The Neilson Family: The family's heritage was rooted in New Brunswick by the first James Neilson, who emigrated to New Jersey from the north of Ireland. Active in the shipping and mercantile industries, he was one of the first trustees of the College of New Jersey (now Princeton University). He was also one of the petitioners for the charter granted to New Brunswick in 1730. His nephew, John Neilson (1745 - 1833) established business interests in shipping by adding turnpikes and canals for the transport of freight and passengers to the family businesses. John Neilson was a Trustee of Rutgers and was named Colonel of the Middlesex County minutemen.

Colonel James Neilson, the son of John Neilson, built Wood Lawn on a portion of the land originally purchased by his mother's grandfather, Johannis Voorhees, in 1720. A member of the Rutgers Board of Trustees who had also served as a commander of a company in the war of 1812, Colonel James Neilson was a prominent New Brunswick businessman. He sought to establish Wood Lawn as a gentleman's farm.

The Colonel was widowed three times; James Neilson, his only son by his fourth wife, was the last Neilson to occupy Wood Lawn. James Neilson and his wife, Mary Putnam Woodbury, were collectors of rare Americana. They shared Wood Lawn with Neilson's mother for several years before building the cottage next door, where they lived until 1905, when they returned to the large house which had been vacant since 1893 when Neilson's mother died.
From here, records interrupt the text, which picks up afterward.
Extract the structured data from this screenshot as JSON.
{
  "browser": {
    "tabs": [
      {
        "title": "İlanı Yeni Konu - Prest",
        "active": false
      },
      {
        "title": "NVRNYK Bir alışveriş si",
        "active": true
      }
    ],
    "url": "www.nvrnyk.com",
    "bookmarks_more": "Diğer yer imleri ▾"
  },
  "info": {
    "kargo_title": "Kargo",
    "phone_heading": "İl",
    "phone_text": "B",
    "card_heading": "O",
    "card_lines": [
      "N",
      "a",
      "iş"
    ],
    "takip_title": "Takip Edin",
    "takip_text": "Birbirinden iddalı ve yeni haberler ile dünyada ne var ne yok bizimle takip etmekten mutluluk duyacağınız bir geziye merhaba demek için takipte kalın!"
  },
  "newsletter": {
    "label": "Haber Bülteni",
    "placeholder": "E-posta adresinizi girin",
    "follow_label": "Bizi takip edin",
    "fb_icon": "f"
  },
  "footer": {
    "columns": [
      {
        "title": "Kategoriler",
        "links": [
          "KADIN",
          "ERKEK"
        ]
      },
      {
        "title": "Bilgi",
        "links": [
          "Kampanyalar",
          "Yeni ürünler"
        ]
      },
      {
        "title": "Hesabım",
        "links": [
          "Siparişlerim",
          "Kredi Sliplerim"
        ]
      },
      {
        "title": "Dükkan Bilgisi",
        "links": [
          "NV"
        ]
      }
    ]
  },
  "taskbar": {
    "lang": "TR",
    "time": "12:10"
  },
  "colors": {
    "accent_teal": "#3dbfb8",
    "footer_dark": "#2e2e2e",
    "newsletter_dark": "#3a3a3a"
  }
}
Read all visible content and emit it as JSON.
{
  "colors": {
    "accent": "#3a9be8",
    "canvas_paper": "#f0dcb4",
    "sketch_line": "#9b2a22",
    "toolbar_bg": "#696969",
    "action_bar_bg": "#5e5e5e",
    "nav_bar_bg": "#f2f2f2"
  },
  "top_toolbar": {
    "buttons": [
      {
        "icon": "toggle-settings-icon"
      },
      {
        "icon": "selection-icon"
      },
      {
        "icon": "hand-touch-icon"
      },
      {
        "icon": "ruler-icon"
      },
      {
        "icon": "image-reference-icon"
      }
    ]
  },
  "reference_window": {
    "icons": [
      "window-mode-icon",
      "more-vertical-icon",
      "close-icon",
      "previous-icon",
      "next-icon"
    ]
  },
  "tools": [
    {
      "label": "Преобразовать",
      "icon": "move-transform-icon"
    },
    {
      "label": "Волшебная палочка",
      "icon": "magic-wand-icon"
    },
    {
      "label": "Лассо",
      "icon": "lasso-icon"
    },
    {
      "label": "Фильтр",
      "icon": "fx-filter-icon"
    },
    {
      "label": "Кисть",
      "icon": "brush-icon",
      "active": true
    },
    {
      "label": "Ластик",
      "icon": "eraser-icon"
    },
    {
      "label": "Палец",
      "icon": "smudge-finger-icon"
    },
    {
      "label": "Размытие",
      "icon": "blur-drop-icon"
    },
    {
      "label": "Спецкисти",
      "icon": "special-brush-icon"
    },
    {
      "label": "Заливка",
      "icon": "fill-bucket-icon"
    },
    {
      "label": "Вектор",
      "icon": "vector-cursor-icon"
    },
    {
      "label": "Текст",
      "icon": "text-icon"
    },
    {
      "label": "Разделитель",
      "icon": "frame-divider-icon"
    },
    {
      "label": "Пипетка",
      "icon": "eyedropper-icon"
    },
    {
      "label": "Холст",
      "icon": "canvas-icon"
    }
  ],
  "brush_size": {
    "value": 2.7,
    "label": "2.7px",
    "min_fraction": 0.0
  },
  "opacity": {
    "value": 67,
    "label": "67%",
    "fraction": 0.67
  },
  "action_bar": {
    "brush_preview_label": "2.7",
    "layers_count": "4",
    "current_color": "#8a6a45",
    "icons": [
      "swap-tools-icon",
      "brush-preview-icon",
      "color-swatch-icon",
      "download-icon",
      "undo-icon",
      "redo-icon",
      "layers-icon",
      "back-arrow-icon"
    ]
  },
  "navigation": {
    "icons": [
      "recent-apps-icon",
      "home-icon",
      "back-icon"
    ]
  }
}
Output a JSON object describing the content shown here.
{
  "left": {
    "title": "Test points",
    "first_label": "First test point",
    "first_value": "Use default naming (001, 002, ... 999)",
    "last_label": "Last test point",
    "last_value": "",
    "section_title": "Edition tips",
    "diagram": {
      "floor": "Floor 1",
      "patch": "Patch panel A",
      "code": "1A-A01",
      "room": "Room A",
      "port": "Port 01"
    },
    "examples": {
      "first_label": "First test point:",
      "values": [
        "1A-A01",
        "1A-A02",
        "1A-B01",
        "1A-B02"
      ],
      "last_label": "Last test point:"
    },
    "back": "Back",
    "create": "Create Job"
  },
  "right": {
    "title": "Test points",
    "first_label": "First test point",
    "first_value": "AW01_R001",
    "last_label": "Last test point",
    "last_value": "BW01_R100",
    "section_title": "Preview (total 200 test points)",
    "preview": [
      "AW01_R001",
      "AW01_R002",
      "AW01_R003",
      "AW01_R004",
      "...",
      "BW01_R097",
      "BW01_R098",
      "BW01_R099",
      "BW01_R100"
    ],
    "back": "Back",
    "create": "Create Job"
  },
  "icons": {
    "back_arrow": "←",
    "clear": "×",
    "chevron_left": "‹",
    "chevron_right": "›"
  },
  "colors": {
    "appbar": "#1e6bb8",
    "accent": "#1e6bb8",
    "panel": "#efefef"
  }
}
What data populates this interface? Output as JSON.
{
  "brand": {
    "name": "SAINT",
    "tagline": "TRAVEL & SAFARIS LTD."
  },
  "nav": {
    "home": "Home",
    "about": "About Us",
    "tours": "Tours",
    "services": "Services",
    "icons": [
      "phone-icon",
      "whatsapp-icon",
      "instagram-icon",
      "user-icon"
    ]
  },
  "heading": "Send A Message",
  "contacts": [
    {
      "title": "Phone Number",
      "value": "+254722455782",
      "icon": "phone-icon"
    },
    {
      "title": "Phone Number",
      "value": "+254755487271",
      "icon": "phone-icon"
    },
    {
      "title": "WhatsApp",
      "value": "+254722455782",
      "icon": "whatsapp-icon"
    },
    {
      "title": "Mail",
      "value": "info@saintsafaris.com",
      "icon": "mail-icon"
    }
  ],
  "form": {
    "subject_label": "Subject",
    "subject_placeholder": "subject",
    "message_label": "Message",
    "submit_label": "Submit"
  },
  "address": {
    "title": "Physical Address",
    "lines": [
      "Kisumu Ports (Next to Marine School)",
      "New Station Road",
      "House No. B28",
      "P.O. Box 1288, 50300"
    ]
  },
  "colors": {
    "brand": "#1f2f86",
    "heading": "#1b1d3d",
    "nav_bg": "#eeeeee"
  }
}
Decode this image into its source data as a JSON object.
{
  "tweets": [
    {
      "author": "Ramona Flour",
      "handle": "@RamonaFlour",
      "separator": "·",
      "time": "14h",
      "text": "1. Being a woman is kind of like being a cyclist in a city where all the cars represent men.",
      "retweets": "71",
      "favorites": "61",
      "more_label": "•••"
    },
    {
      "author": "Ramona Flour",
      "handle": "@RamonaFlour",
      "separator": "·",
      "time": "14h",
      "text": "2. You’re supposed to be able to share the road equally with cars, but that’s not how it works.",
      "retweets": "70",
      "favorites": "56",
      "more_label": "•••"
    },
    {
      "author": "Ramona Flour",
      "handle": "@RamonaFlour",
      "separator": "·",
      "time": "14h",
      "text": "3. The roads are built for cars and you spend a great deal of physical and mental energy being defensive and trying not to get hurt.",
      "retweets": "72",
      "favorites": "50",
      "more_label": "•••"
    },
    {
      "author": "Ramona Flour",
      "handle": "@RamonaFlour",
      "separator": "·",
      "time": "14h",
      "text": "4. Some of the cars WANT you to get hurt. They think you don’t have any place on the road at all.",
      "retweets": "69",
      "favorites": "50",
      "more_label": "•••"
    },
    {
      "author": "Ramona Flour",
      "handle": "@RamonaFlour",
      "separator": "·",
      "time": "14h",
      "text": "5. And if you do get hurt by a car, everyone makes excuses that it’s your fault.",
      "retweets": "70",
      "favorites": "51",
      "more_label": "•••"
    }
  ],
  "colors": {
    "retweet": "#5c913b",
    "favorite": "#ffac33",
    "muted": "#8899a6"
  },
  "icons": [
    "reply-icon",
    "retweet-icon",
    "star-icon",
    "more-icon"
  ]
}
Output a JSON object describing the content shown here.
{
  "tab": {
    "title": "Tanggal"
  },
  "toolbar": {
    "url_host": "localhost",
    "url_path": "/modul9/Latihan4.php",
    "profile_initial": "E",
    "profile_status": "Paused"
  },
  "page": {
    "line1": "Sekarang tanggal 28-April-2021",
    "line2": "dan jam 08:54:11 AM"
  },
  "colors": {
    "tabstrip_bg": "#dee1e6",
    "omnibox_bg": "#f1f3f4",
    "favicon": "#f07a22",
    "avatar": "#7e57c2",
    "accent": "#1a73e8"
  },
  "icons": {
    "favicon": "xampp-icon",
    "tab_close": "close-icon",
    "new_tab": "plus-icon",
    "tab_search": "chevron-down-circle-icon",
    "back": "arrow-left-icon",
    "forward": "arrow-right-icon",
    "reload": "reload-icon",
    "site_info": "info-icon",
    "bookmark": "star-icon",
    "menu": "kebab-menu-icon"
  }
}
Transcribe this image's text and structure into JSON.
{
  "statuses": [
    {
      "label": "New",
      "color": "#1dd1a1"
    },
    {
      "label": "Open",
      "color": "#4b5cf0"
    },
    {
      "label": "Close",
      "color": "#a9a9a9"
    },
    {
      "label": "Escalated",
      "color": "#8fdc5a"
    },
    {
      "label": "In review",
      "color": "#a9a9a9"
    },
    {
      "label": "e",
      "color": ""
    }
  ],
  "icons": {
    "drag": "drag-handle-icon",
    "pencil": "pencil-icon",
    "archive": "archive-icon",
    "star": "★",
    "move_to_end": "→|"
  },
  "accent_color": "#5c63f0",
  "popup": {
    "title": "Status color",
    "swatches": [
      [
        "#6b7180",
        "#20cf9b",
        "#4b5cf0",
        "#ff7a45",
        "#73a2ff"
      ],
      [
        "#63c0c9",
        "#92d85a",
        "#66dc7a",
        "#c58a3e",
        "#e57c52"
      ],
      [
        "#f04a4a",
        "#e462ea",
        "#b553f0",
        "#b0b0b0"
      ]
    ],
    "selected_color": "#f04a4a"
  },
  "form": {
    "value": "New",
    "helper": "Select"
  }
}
James Neilson was also a Trustee of Rutgers and donated large tracts of land to the University, expanding the campuses of the current Douglass and Cook Colleges. In his later years he was a gracious host to students at New Jersey College for Women (now Douglass College).

The House: The original house is described by Moxon et. al. as nearly square (40 by 44 feet), with a hipped roof supported by tall columns which created a portico. The house had two stories and a basement with space for a kitchen, dairy cellar, root cellar and wine cellar. The first floor contained an entry, four rooms and a pantry, while the second floor contained rooms divided by partitions and closets. Each room was to have "a handsome well-finished mantlepiece." A circular staircase descended from the second floor hallway to the basement.

In 1850 a kitchen wing was added to the house, and the circular stair was removed to provide space for a rear entrance hall. In 1868 eight bay window extensions were added, one in each of the four large rooms on both the first and second floors. At the same time, a porch was created in place of the portico and the hipped roof was replaced by a mansard roof. Extensive alternations were made in 1905 by the firm of McKim, Mead and White. In order to extend the center hall, the Neilsons had the right half of the house moved and added the present staircase and the large Palladian window overlooking it, as well as additional classical elements.

The current appearance of the house combines several distinct architectural styles including Neo-Classical, Second Empire, and Colonial Revival. This marked appearance has gained Wood Lawn a listing on the National Register of Historic Places.

Wood Lawn After the Neilson Family: Upon James Neilson's death, Wood Lawn was left to Rutgers University; it was occupied for many years by the Associate Alumnae of Douglass College. During that period, distinguished visitors to Wood Lawn included Eleanor Roosevelt, who met with students at the College; a photo displayed in Wood Lawn's dining room shows her in that room.

Today Wood Lawn is the home of the Eagleton Institute of Politics, an active and respected education, research and public service unit of the University, nationally recognized for its activities in the field of American politics. Eagleton conducts innovative and practical research, educates students, and informs policymakers and the public. The Institute was established in 1956 with a bequest from Florence Peshine Eagleton, a suffragist and founder of New Jersey's League of Women Voters. The Eagleton Institute of Politics and its Wood Lawn home are inextricable, well known across and beyond New Jersey as a place for celebrating politics and strengthening democracy.